I grew up in a family that adored all things Lord of the Rings. When I was 7 or 8 the poster that you see above hung in my room, though I really had no idea what it was all about. I remember watching The Hobbit (Rankin and Bass) on our Zenith. The only channel we got was NBC (WGAL TV out of Lancaster, PA) and thankfully, they carried The Hobbit.
I loved the story. To an 8-year-old, it was perfect. Fairly uncomplicated, dwarves, villains, dragons and, of course, hobbits. About that time, my father purchased this for my mother:
It was as heavy as any bible I’d ever seen and the pages were just as thin. It was pretty, but beyond the sweet foldout maps, the whole thing seemed beyond me.
I was around 12 when I actually read The Hobbit. This edition:
I loved this even more than I enjoyed the animated Hobbit.
And the maps! I couldn’t get enough of Tolkien’s maps. See for yourself:
I thought I was ready for The Lord of the Rings when I was 14 or 15. I delved into The Fellowship of the Ring. I think George RR Martin sums up the beginning best:
Dipping into the fat red paperback during my bus ride home, I began to wonder if I had not made a mistake. Fellowship did not seem like proper heroic fantasy at all. What the hell was all this stuff about pipe-weed? Robert E. Howard’s stories usually opened with a giant serpent slithering by or an axe cleaving someone’s head in two. Tolkien opened his with a birthday party. And these hobbits with their hairy feet and love of ‘taters seemed to have escaped from a Peter Rabbit book. Conan would hack a bloody path right through the Shire, end to end, I remembered thinking…
Yet I kept on reading. I almost gave up at Tom Bombadil, when people started going, “Hey! Come derry dol! Tom Bombadillo!” By the time I got to Weathertop, Tolkien had me.
from Dreamsongs Volume 1, pp.365-366
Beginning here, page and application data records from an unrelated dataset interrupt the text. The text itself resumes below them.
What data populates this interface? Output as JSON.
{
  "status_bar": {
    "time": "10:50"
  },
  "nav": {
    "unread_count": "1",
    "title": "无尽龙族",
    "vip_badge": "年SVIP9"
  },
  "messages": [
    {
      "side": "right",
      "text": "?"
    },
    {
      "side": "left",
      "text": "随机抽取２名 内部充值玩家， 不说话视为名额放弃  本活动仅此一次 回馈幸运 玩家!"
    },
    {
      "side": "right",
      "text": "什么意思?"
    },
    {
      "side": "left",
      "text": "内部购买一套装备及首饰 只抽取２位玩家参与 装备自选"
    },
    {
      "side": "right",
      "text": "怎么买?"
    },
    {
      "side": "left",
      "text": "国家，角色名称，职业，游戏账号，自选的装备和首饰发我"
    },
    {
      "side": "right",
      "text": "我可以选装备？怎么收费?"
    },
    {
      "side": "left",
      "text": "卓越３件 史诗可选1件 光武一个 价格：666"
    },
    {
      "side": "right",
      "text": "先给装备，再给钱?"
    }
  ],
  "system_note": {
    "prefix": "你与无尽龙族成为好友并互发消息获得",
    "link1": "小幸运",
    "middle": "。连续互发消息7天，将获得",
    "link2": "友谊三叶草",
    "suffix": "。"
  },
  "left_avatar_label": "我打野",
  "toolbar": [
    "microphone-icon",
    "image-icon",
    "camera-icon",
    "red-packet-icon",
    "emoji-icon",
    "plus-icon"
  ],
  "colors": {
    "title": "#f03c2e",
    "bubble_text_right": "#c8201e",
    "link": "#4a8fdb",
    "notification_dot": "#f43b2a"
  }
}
I kept reading as well, and I was hooked. The pace picked up: Bree, Weathertop, The Mines of Moria and so on. But then everything came to a grinding halt after “Helm’s Deep” chapter. The Dead Marshes seemed interminable and I put the books down. I’m sure it had a lot to do with the fact that I really had no idea what the hell was going on between the action. What did I care about Eowyn’s inner turmoil or Arwen’s struggle between immortality and death? I’m not sure I was even aware of those things.
In short, I got bored.
I felt immense guilt. How could I not love these books? My whole family loved them. They named their cats after the characters. I’d sat through the Bakshi movie (I’m not sure that helped). Why wasn’t this resonating?
About six years later I started over again and finally read the whole thing at the urging of my friend Jesse. And I enjoyed it. However, it was when I read it again after seeing Peter Jackson’s The Fellowship of the Ring, almost ten years later that I finally grew to appreciate what Tolkien had done. I couldn’t get enough of Middle-Earth history. I read the Silmarillion — and loved it (well, after the creation myth anyway). I thought it would be cool to be a Tolkien scholar and immerse myself in that world.
An aside: In preparation for the movie, I had my wife read Fellowship and we went to see the movie. Unfortunately, I had thought Boromir died in the Fellowship book and she was not prepared for that whole thing. Wish I had caught that one.
I’ve read The Lord of the Rings twice more since then and with each reading grow to love it even more. Certainly the lens of time helps a great deal to fully appreciate Tolkien’s work. But I also think reading it more than once goes a long way as well. Like any good work of art, you find things you didn’t notice the first time around and it’s always a pleasant surprise.